Lockerbie bomber, might be transferred from prison in Scotland to a
Muslim jail in North Africa will dismay not only the relatives of the
270 people who died in the worst terrorist act in British history. It
will cause understandable outrage among members of the public who
believed that the minimum of 27 years Megrahi was told he must serve in
a Scottish jail after his conviction meant just that. Transfer to a
Muslim country was not part of the deal when Megrahi was handed over and
it should not be now.
But it seems the key players – Britain, the United States and Libya – are so anxious to avoid a retrial that officials are said to have held secret talks to secure a get-out clause. This is the consequence of the Scottish Criminal Cases Review Commission (SCCRC) looking into Megrahi's conviction and whether an appeal is possible. There is speculation that the commission will refer the case back to the appeal court early next year. This would apparently open up a matter the three countries want kept under wraps, for different reasons. This could be achieved by moving Megrahi much nearer home, or, indeed, to Libya, and then ensuring his application to the SCCRC was dropped.

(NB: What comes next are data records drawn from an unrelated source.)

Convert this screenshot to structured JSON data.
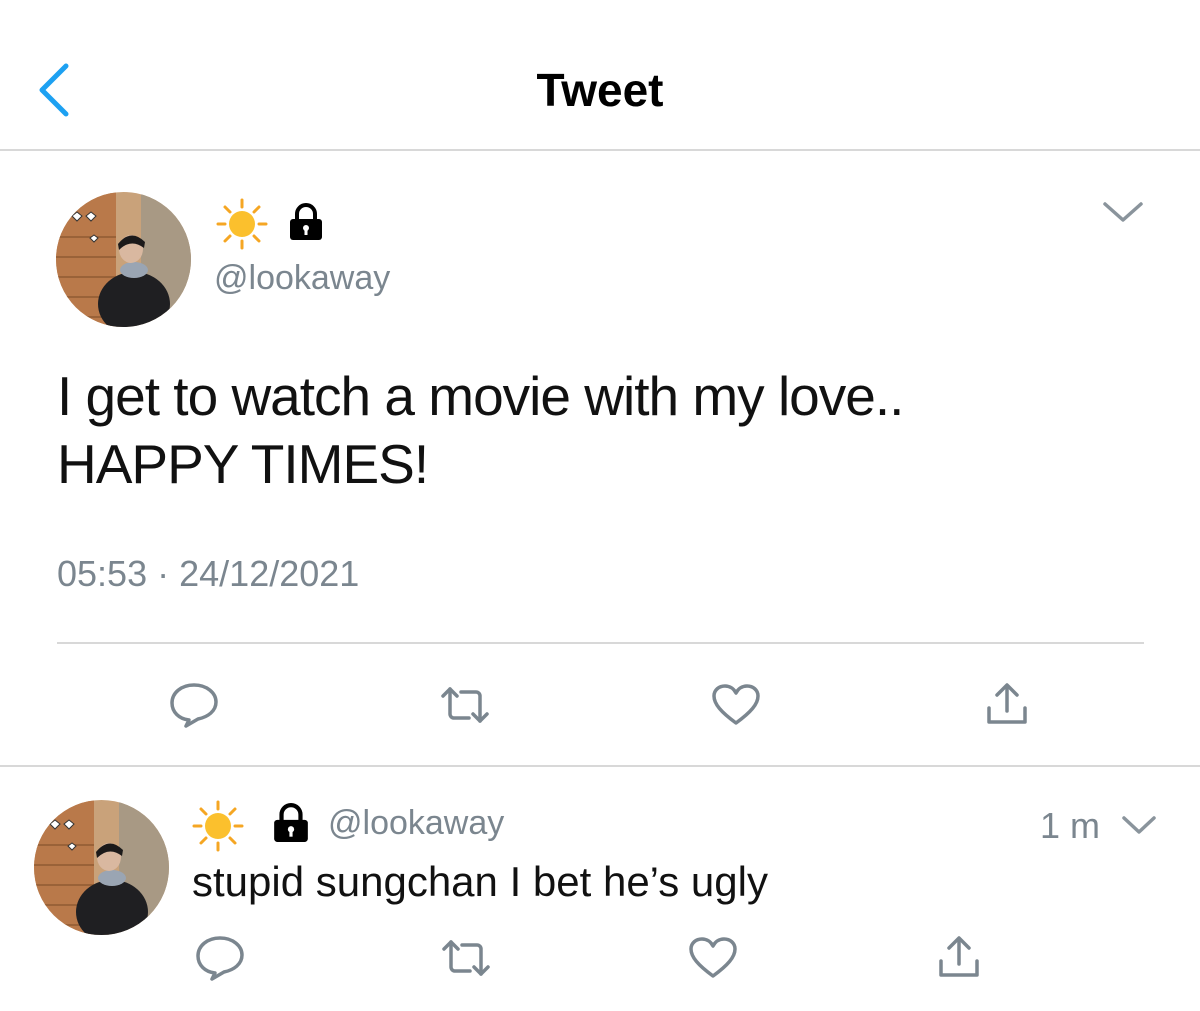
{
  "header": {
    "title": "Tweet",
    "back_icon": "chevron-left-icon"
  },
  "main_tweet": {
    "display_name_icons": [
      "sun-emoji-icon",
      "lock-icon"
    ],
    "handle": "@lookaway",
    "text_line1": "I get to watch a movie with my love..",
    "text_line2": "HAPPY TIMES!",
    "time": "05:53",
    "separator": "·",
    "date": "24/12/2021",
    "actions": [
      "reply-icon",
      "retweet-icon",
      "like-icon",
      "share-icon"
    ]
  },
  "reply_tweet": {
    "display_name_icons": [
      "sun-emoji-icon",
      "lock-icon"
    ],
    "handle": "@lookaway",
    "time_ago": "1 m",
    "text": "stupid sungchan I bet he’s ugly",
    "actions": [
      "reply-icon",
      "retweet-icon",
      "like-icon",
      "share-icon"
    ]
  },
  "colors": {
    "accent": "#1da1f2",
    "secondary_text": "#7b868f",
    "divider": "#d8d8d8",
    "icon": "#7b868f"
  }
}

Megrahi, an agent of Libya, did not act alone in 1988. Iran and Palestinian terror groups backed by Syria have long been suspected of involvement, though there is no evidence to implicate them. If direct involvement by the Libyan state were shown as the result of another appeal (one by Megrahi has already failed) it would be hugely embarrassing for Colonel Gaddafi. The Libyan leader has overseen his country's steady rehabilitation on the international stage. This has involved repudiating a terror past he would not want exposed anew. According to Tam Dalyell, the former MP and Lockerbie campaigner, Britain wants to avoid the "horror" of the commission finding the verdict unsafe and the detail being "dragged through" the courts.
The US lifted its sanctions against Libya last year. In common with other developed countries, it wants to exploit Libya's oil reserves, the biggest in Africa and among the easiest to refine and cheapest to produce. George W Bush has cited Libya's transformation as vindication of the big-stick approach against WMD and the terror network. That approach has, of course, failed spectacularly in Iraq. Washington would not want to risk its one debatable success, in Libya, being undermined by damaging new detail emerging about its new friend against terror.
These secret talks might eventually be presented as part of a reconciliation process. In Libya's case, that process began with the handover of the Lockerbie suspects and ran its course, through Megrahi's conviction to Tripoli's compliance with the UN resolutions and the lifting of sanctions. Such processes are often distasteful but we accept them if they make the world a safer place. Many murderers have been freed under the Northern Ireland peace process. However, a Megrahi deal reeks more of political convenience than a genuine desire for reconciliation. Libya remains an autocracy whose leaders had a major role in placing the bomb on that plane. We must know and confront all these issues before we can even talk about moving forward. Justice demands transparency – it is never merely expedient.